◆ PROBLEM TO WORK ON
Your task is to retype, exactly and only, the lines from the one containing "Convert this screenshot" to the final line of the entries, leaving out all pictures.

[MATERIAL TO PROCESS — start]

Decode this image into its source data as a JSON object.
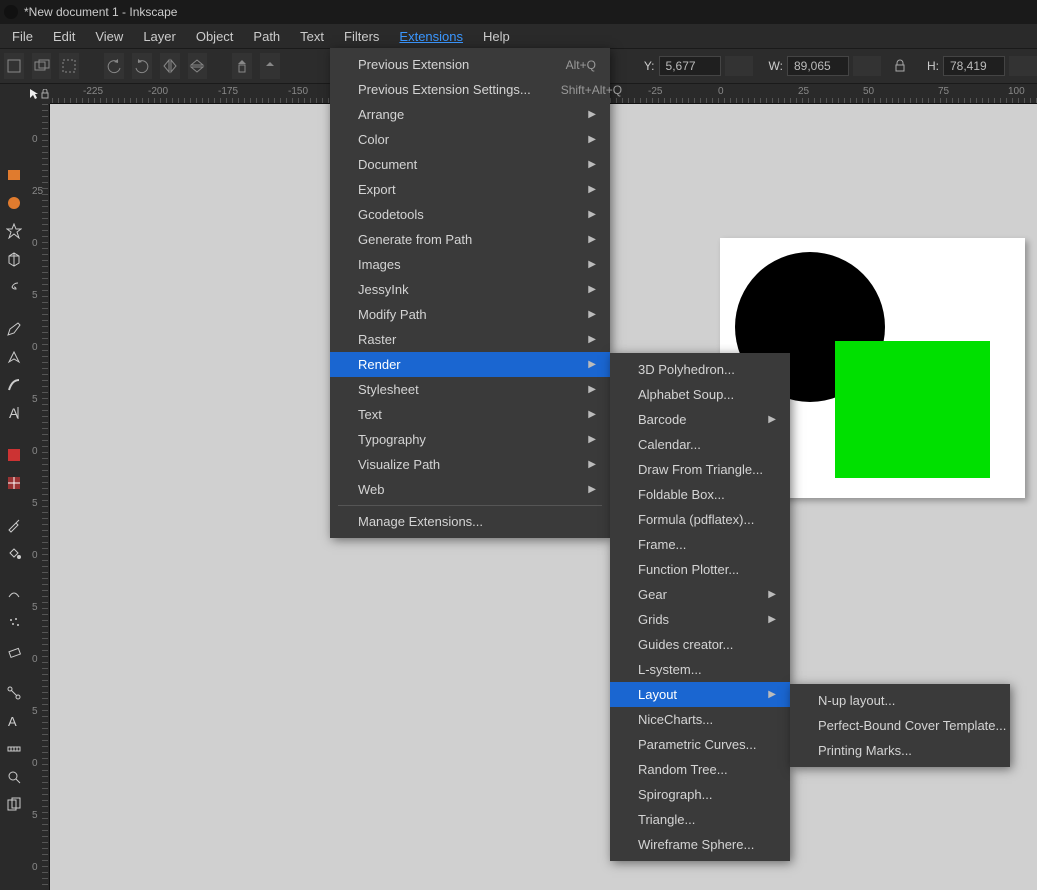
{
  "title": "*New document 1 - Inkscape",
  "menubar": [
    "File",
    "Edit",
    "View",
    "Layer",
    "Object",
    "Path",
    "Text",
    "Filters",
    "Extensions",
    "Help"
  ],
  "menubar_active": "Extensions",
  "coords": {
    "y_label": "Y:",
    "y": "5,677",
    "w_label": "W:",
    "w": "89,065",
    "h_label": "H:",
    "h": "78,419"
  },
  "ruler_h": [
    "-225",
    "-200",
    "-175",
    "-150",
    "-25",
    "0",
    "25",
    "50",
    "75",
    "100"
  ],
  "ruler_v": [
    "0",
    "25",
    "0",
    "5",
    "0",
    "5",
    "0",
    "5",
    "0",
    "5",
    "0",
    "5",
    "0",
    "5",
    "0"
  ],
  "ext_menu": [
    {
      "label": "Previous Extension",
      "shortcut": "Alt+Q"
    },
    {
      "label": "Previous Extension Settings...",
      "shortcut": "Shift+Alt+Q"
    },
    {
      "label": "Arrange",
      "sub": true
    },
    {
      "label": "Color",
      "sub": true
    },
    {
      "label": "Document",
      "sub": true
    },
    {
      "label": "Export",
      "sub": true
    },
    {
      "label": "Gcodetools",
      "sub": true
    },
    {
      "label": "Generate from Path",
      "sub": true
    },
    {
      "label": "Images",
      "sub": true
    },
    {
      "label": "JessyInk",
      "sub": true
    },
    {
      "label": "Modify Path",
      "sub": true
    },
    {
      "label": "Raster",
      "sub": true
    },
    {
      "label": "Render",
      "sub": true,
      "sel": true
    },
    {
      "label": "Stylesheet",
      "sub": true
    },
    {
      "label": "Text",
      "sub": true
    },
    {
      "label": "Typography",
      "sub": true
    },
    {
      "label": "Visualize Path",
      "sub": true
    },
    {
      "label": "Web",
      "sub": true
    },
    {
      "sep": true
    },
    {
      "label": "Manage Extensions..."
    }
  ],
  "render_menu": [
    {
      "label": "3D Polyhedron..."
    },
    {
      "label": "Alphabet Soup..."
    },
    {
      "label": "Barcode",
      "sub": true
    },
    {
      "label": "Calendar..."
    },
    {
      "label": "Draw From Triangle..."
    },
    {
      "label": "Foldable Box..."
    },
    {
      "label": "Formula (pdflatex)..."
    },
    {
      "label": "Frame..."
    },
    {
      "label": "Function Plotter..."
    },
    {
      "label": "Gear",
      "sub": true
    },
    {
      "label": "Grids",
      "sub": true
    },
    {
      "label": "Guides creator..."
    },
    {
      "label": "L-system..."
    },
    {
      "label": "Layout",
      "sub": true,
      "sel": true
    },
    {
      "label": "NiceCharts..."
    },
    {
      "label": "Parametric Curves..."
    },
    {
      "label": "Random Tree..."
    },
    {
      "label": "Spirograph..."
    },
    {
      "label": "Triangle..."
    },
    {
      "label": "Wireframe Sphere..."
    }
  ],
  "layout_menu": [
    {
      "label": "N-up layout..."
    },
    {
      "label": "Perfect-Bound Cover Template..."
    },
    {
      "label": "Printing Marks..."
    }
  ]
}
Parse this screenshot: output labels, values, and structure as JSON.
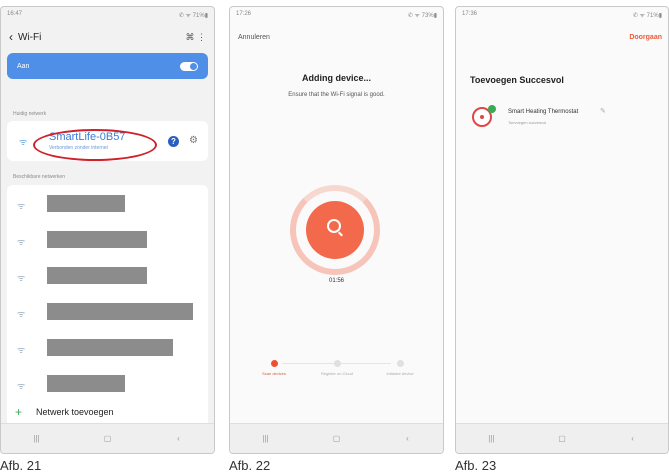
{
  "colors": {
    "accent": "#f26a4b",
    "blue": "#4f8fe8",
    "highlight": "#d0202a"
  },
  "phone1": {
    "status_time": "16:47",
    "status_right": "✆ ᯤ 71%▮",
    "title": "Wi-Fi",
    "header_icons": "⌘  ⋮",
    "on_label": "Aan",
    "current_section": "Huidig netwerk",
    "ssid": "SmartLife-0B57",
    "ssid_sub": "Verbonden zonder internet",
    "available_section": "Beschikbare netwerken",
    "add_network": "Netwerk toevoegen",
    "nav": [
      "|||",
      "▢",
      "‹"
    ],
    "caption": "Afb. 21"
  },
  "phone2": {
    "status_time": "17:26",
    "status_right": "✆ ᯤ 73%▮",
    "cancel": "Annuleren",
    "title": "Adding device...",
    "subtitle": "Ensure that the Wi-Fi signal is good.",
    "timer": "01:56",
    "steps": [
      "Scan devices",
      "Register on Cloud",
      "Initialize device"
    ],
    "nav": [
      "|||",
      "▢",
      "‹"
    ],
    "caption": "Afb. 22"
  },
  "phone3": {
    "status_time": "17:36",
    "status_right": "✆ ᯤ 71%▮",
    "continue": "Doorgaan",
    "title": "Toevoegen Succesvol",
    "device_name": "Smart Heating Thermostat",
    "device_sub": "Toevoegen succesvol",
    "nav": [
      "|||",
      "▢",
      "‹"
    ],
    "caption": "Afb. 23"
  }
}
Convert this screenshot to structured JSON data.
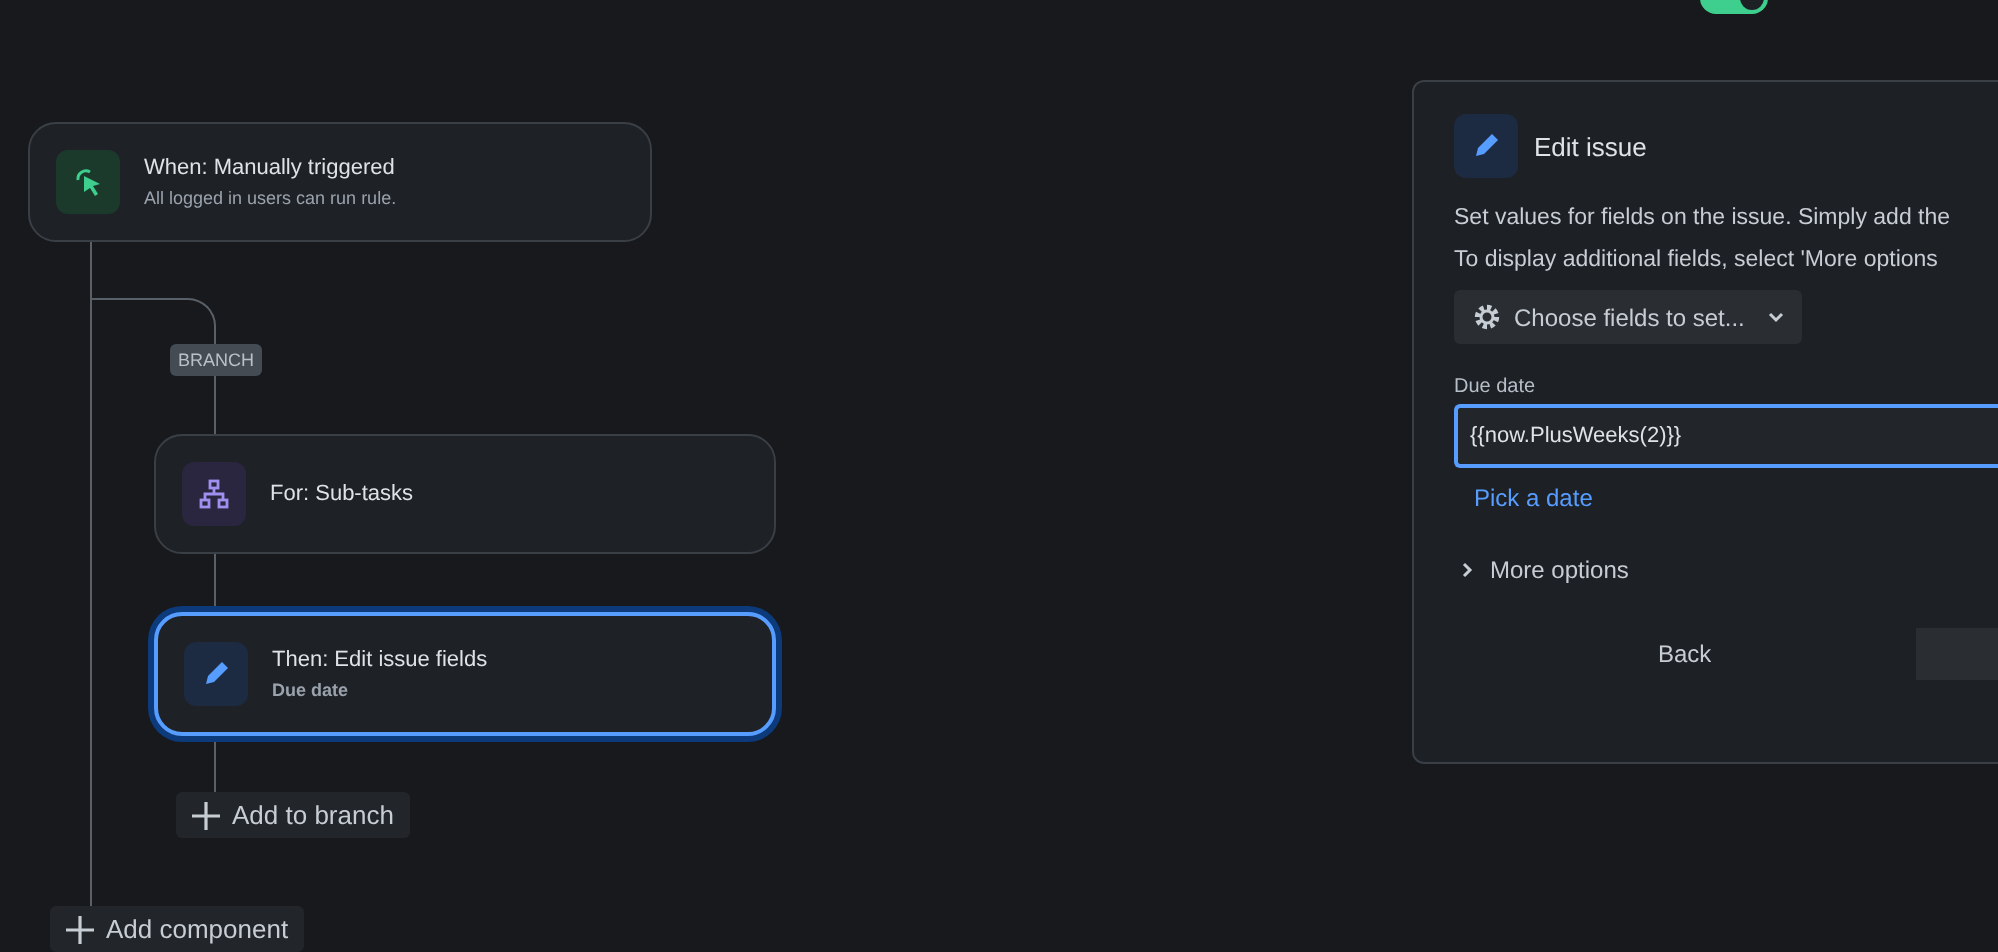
{
  "header": {
    "rule_enabled": {
      "on": true
    }
  },
  "canvas": {
    "trigger": {
      "title": "When: Manually triggered",
      "subtitle": "All logged in users can run rule."
    },
    "branch": {
      "tag": "BRANCH",
      "nodes": [
        {
          "kind": "loop",
          "title": "For: Sub-tasks",
          "selected": false
        },
        {
          "kind": "action",
          "title": "Then: Edit issue fields",
          "subtitle": "Due date",
          "selected": true
        }
      ],
      "add_label": "Add to branch"
    },
    "add_component": "Add component"
  },
  "panel": {
    "title": "Edit issue",
    "paragraphs": [
      "Set values for fields on the issue. Simply add the",
      "To display additional fields, select 'More options"
    ],
    "choose_fields": "Choose fields to set...",
    "field": {
      "label": "Due date",
      "value": "{{now.PlusWeeks(2)}}",
      "link": "Pick a date"
    },
    "more_options": {
      "label": "More options",
      "expanded": false
    },
    "buttons": [
      "Back"
    ]
  }
}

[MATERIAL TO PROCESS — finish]

◆ PROBLEM SOLUTION
Convert this screenshot to structured JSON data.
{
  "header": {
    "rule_enabled": {
      "on": true
    }
  },
  "canvas": {
    "trigger": {
      "title": "When: Manually triggered",
      "subtitle": "All logged in users can run rule."
    },
    "branch": {
      "tag": "BRANCH",
      "nodes": [
        {
          "kind": "loop",
          "title": "For: Sub-tasks",
          "selected": false
        },
        {
          "kind": "action",
          "title": "Then: Edit issue fields",
          "subtitle": "Due date",
          "selected": true
        }
      ],
      "add_label": "Add to branch"
    },
    "add_component": "Add component"
  },
  "panel": {
    "title": "Edit issue",
    "paragraphs": [
      "Set values for fields on the issue. Simply add the",
      "To display additional fields, select 'More options"
    ],
    "choose_fields": "Choose fields to set...",
    "field": {
      "label": "Due date",
      "value": "{{now.PlusWeeks(2)}}",
      "link": "Pick a date"
    },
    "more_options": {
      "label": "More options",
      "expanded": false
    },
    "buttons": [
      "Back"
    ]
  }
}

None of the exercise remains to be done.